"When investment bank Dresdner Kleinwort Wasserstein began
making the switch to the Linux computer operating system in 1999,
it did so to save money.
"The Germany-based bank sought a less-costly way to calculate
risks associated with its portfolio of investments. So it replaced
32 computer servers, based on the time-tested Unix operating
systems, at an average cost of $50,000 each, with 40 Linux servers,
at $3,000 a pop.
"Then Dresdner discovered a bonus: Linux, the upstart
open-source operating system, was not only cheaper--but also
faster. The Unix servers took 17 hours to calculate how much cash
the bank needed in reserve to offset its investment risk.

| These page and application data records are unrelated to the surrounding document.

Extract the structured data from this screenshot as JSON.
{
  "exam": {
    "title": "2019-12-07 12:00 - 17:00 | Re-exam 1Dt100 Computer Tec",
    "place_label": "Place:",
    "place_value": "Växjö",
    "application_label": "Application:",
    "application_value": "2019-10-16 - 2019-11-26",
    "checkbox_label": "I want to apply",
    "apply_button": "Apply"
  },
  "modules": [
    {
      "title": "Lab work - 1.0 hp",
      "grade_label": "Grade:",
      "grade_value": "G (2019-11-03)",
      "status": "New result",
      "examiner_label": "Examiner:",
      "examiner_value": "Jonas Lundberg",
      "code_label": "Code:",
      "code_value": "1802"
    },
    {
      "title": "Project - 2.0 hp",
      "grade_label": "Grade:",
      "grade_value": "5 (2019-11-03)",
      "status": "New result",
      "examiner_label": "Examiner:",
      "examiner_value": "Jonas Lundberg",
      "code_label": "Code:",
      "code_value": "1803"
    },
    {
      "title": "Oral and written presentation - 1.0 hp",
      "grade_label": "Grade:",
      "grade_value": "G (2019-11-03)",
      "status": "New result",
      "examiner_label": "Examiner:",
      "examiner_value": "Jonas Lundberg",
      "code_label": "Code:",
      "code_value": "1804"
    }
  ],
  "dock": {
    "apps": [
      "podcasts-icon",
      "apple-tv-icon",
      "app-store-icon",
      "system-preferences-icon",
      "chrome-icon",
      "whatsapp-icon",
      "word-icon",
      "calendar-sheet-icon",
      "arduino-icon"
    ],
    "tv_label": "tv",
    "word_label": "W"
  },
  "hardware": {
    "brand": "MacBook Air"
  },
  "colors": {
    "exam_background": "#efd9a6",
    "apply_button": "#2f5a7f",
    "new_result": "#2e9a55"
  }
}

The Linux
servers made the same calculation in 11 minutes..."